The Libor lawsuits keep piling up.
Last week, New York-based Berkshire Bank filed a class-action suit against the 16 banks responsible for setting Libor -- the widely used interest rate that is now known to have been manipulated by bankers for years.
Berkshire alleges that transactions worth "tens, if not hundreds, of billions of dollars" were affected by the tainted Libor data, and that it may have resulted in less money coming in for lenders like it, according to The Wall Street Journal.
Libor is an interest rate used when calculating trillions of dollars' worth of financial instruments around the world. That means there could be many more lawsuits on the way.
Of course, dozens of suits have been filed already, and it's possible that major banks that don't participate in the Libor-setting process, like Goldman Sachs and Morgan Stanley, could sue the banks that do -- Citi, Bank of America, JPMorgan Chase and the like.
So far, Barclays is the only institution where traders are known to have misreported the facts and put a thumb on the Libor scales.

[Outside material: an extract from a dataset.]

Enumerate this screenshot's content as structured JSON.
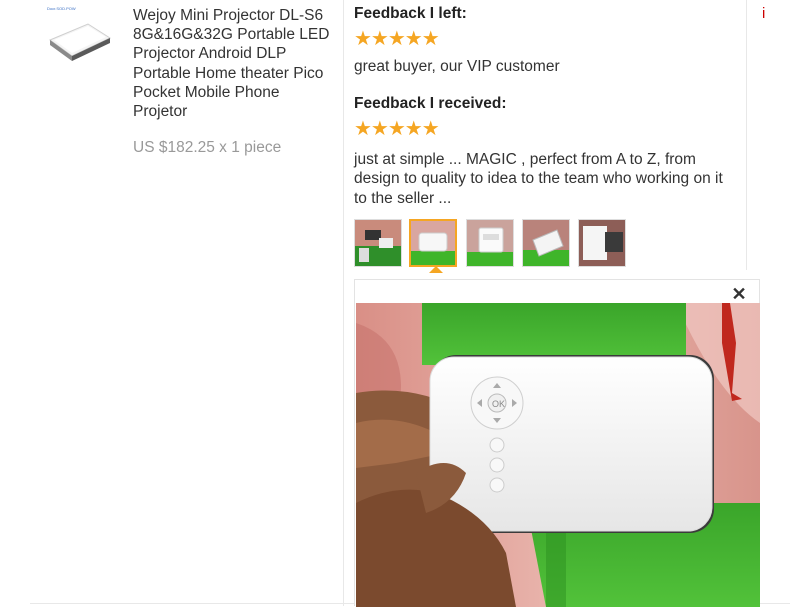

But evidence is emerging that traders at UBS and the Royal Bank of Scotland may have been heavily involved as well, with 13 other banks are under investigation.
Since Libor is written into so many financial transactions worldwide, the effects of manipulating it are proving hard to quantify. Libor affects student loans, credit cards and mortgages, among other things.
The ripple effect may have also reached a number of City Halls around the country. One financial adviser told The New York Times that "[u]nambiguously, state and local government agencies lost money because of the manipulation of Libor," since many such agencies were borrowing money from banks with ties to Libor.
The scope of the scandal seems to get wider every day. Though Treasury Secretary Timothy Geithner has said that he only became aware of the Libor-rigging problem in 2008, a former Morgan Stanley trader recently claimed he knew of rate manipulation as early as 1991.